Lee Anne Wong

Lee Anne Wong goes deep behind-the-scenes of the finale, and says goodbye to her role as a culinary producer.

on Dec 10, 2009

Ladies and gentlemen, place your bets. Far and away the most exciting finale in Top Chef history, it was truly anyone’s game. I haven’t seen the episode yet, so I am writing from memory, the Wong point of view. The producers, Tom, and I set the rules for the final challenge. Because of time constraints, Bravo had only wanted the chefs to do a three-course meal, with one of the courses being a set mystery box and one of the other courses HAD to be dessert. We managed to convince them to make it four courses by adding the childhood memory twist, hence the Moms. Which by the way, reality TV gold; one mom, two brothers, one prize ... and the love between Yukon and his mom was enough to make me cry.

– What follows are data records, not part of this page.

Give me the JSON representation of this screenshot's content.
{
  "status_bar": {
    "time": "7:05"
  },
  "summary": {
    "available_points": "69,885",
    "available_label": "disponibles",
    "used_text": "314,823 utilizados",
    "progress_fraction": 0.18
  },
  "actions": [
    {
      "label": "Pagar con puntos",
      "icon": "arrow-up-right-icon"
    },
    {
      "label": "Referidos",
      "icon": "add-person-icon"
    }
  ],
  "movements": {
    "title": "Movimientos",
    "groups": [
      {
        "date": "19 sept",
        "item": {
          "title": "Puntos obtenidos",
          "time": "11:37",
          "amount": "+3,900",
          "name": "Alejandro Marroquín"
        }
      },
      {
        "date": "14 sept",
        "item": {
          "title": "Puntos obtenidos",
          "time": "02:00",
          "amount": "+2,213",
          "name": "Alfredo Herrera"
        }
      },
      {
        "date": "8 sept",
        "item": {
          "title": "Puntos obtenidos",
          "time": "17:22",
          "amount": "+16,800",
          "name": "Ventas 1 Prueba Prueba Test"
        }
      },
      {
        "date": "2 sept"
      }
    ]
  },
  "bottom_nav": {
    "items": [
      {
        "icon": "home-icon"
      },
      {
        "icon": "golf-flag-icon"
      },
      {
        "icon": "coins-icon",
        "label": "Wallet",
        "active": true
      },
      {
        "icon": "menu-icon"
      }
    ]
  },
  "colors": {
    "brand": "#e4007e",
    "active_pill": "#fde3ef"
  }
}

After Brix, the next morning Team Culinary and I headed to Long Meadow Ranch at 5 a.m. to pick up all of the food leftover from the previous challenge with our cube truck, the Culinary Van (which we appropriately named "Vanischewitz") and a refrigerated truck. Not fun. What WAS amusing to me was the fact that we would be filming the final challenge up in Healdsburg at Cyrus Restaurant. Chef Douglas Keane had been part of the Napa round table that sent me home. When I had scouted Cyrus back in September, it took us both a few minutes to realize this, but gave me a good excuse to give him a little light-hearted ribbing (Cindy Pawlcyn got her fair share during Masters). We caravanned it an hour up to Healdsburg, and began the painstaking process of building out another kitchen and pantry for the chefs. Chef Doug and his crew had cleared their kitchen of pretty much everything and we loaded in all of our equipment, all of the food from Long Meadow, rental plates, and just about everything else they could possibly need for the final cook-off. All of the produce was in cardboard boxes that were falling apart, so we had to style all of the food out in appropriate sized Cambros and lexans. It really did take us almost nine hours to build out the kitchen. I had worked with their sous-chef, Amos Watts, to order a wide variety of proteins and some extra ingredients, which were not on hand. But everything else I had sourced at Whole Foods or from Long Meadow.

There was a bit of debate over the mystery box and whether or not the chefs would be required to use all or just some of the ingredients in the box. We agreed that if we put challenging but sensible ingredients in the box they would have to all utilize all of it, but they would have access to everything else in the pantry. Amos had let me know that matsutake mushroom season was in full swing, and me, just having been in Japan at the end of the summer when the matsutake season was just starting there (I ate many, many mushrooms), jumped at the chance to feature these in the mystery box. I consulted with Tom on my ideas for the box. He suggested we put two seafood proteins in the box that the contestants would be required to use. Dungeness Crab season was in full swing in Washington and Oregon, so by the time this aired I knew it would be Dungeness season in Northern Cali. We tried to get sand dabs but they were not available so we settled on local rockfish. I added Meyer lemons, kabocha squash, and a fragrant and slightly sweet herb, anise hyssop to the mix, with Tom’s approval that the chefs could make some very interesting dishes out of those six ingredients. Anyone who thinks that those ingredients don’t go well together should try watching Chopped and just be happy I didn’t put string cheese into the box.

To add to the chaos, this time we brought back ALL of the contestants, as we filmed the reunion the day after the finale. Everyone was staying at the Meritage, which is kinda in the middle of nowhere, so I get back from set one night and all of the ex-contestants are sitting in the lobby bar getting fairly shitfaced and being less than inconspicuous. We don’t actually tell them what’s going on either, and every season we change up the twist. They kept asking me what was going to happen ("We all had to bring our knives...") as I chugged my Maker’s on the rocks, and I told them it was so they could stab each during the reunion show. Over the years, I have enjoyed getting to know the contestants, though I am not allowed to be friendly with them during the show. Richard Blais had been under the misconception that I "hated" him, which is hilarious because it is so far from the truth; I was just not allowed to answer the billion questions Richard would always throw at me during rules (I don’t hate you Blais; I hated the fact that you always tried to trick me into revealing details about the challenge). I thought it was great the way we handled the sous-chef situation this time around. The producers had asked me, "Is it fair if Chef No.1 pulls knives with two contestants who had been eliminated early in the game vs. Chef No. 2 who may pull Jen and Eli as sous chefs?" First, I am sad I never got to torch the knife block in the parking lot. Secondly, (here it is again) this is Top Chef. I explained that part of being a Top Chef is managing your staff and training your cooks. In real life, not all of the cooks on your staff are all-stars so you have to work with you got. Misogynist Mike was REALLY pissed at this year’s twist, as I think he automatically assumed that he would be assisting someone, since he was one of the longer-lasting contestants. The challenge for Kevin, Michael, and Bryan would be figuring out who to utilize for Day One and who to use on Day Two.